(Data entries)
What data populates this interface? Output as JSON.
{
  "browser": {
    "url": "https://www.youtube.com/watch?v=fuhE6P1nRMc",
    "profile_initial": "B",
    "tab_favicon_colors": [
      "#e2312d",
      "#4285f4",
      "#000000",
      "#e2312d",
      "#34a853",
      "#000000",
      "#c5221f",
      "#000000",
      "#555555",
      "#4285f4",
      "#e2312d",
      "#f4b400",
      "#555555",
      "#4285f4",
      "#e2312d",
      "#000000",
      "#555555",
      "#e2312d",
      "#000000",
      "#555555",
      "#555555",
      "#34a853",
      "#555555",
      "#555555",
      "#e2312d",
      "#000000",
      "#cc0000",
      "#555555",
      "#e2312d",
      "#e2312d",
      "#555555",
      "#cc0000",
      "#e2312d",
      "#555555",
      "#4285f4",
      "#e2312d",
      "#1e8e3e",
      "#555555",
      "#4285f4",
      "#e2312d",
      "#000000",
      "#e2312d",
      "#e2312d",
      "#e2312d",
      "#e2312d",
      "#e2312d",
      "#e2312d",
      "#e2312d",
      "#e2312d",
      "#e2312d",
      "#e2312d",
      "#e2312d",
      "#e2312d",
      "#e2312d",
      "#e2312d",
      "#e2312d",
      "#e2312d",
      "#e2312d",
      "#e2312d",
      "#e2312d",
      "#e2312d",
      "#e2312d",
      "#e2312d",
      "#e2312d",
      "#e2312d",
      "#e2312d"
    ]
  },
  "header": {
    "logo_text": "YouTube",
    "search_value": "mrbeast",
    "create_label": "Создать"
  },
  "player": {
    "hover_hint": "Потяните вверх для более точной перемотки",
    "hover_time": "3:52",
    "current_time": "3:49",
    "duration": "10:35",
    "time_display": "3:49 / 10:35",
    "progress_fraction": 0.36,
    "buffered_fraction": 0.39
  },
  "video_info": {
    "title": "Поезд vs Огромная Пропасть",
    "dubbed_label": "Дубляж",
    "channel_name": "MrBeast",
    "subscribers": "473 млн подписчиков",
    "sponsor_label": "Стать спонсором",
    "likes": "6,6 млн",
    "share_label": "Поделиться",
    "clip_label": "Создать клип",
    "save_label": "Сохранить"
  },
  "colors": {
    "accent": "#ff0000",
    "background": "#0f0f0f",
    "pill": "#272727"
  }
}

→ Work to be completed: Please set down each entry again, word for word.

→ Written answer:
What data populates this interface? Output as JSON.
{
  "browser": {
    "url": "https://www.youtube.com/watch?v=fuhE6P1nRMc",
    "profile_initial": "B",
    "tab_favicon_colors": [
      "#e2312d",
      "#4285f4",
      "#000000",
      "#e2312d",
      "#34a853",
      "#000000",
      "#c5221f",
      "#000000",
      "#555555",
      "#4285f4",
      "#e2312d",
      "#f4b400",
      "#555555",
      "#4285f4",
      "#e2312d",
      "#000000",
      "#555555",
      "#e2312d",
      "#000000",
      "#555555",
      "#555555",
      "#34a853",
      "#555555",
      "#555555",
      "#e2312d",
      "#000000",
      "#cc0000",
      "#555555",
      "#e2312d",
      "#e2312d",
      "#555555",
      "#cc0000",
      "#e2312d",
      "#555555",
      "#4285f4",
      "#e2312d",
      "#1e8e3e",
      "#555555",
      "#4285f4",
      "#e2312d",
      "#000000",
      "#e2312d",
      "#e2312d",
      "#e2312d",
      "#e2312d",
      "#e2312d",
      "#e2312d",
      "#e2312d",
      "#e2312d",
      "#e2312d",
      "#e2312d",
      "#e2312d",
      "#e2312d",
      "#e2312d",
      "#e2312d",
      "#e2312d",
      "#e2312d",
      "#e2312d",
      "#e2312d",
      "#e2312d",
      "#e2312d",
      "#e2312d",
      "#e2312d",
      "#e2312d",
      "#e2312d",
      "#e2312d"
    ]
  },
  "header": {
    "logo_text": "YouTube",
    "search_value": "mrbeast",
    "create_label": "Создать"
  },
  "player": {
    "hover_hint": "Потяните вверх для более точной перемотки",
    "hover_time": "3:52",
    "current_time": "3:49",
    "duration": "10:35",
    "time_display": "3:49 / 10:35",
    "progress_fraction": 0.36,
    "buffered_fraction": 0.39
  },
  "video_info": {
    "title": "Поезд vs Огромная Пропасть",
    "dubbed_label": "Дубляж",
    "channel_name": "MrBeast",
    "subscribers": "473 млн подписчиков",
    "sponsor_label": "Стать спонсором",
    "likes": "6,6 млн",
    "share_label": "Поделиться",
    "clip_label": "Создать клип",
    "save_label": "Сохранить"
  },
  "colors": {
    "accent": "#ff0000",
    "background": "#0f0f0f",
    "pill": "#272727"
  }
}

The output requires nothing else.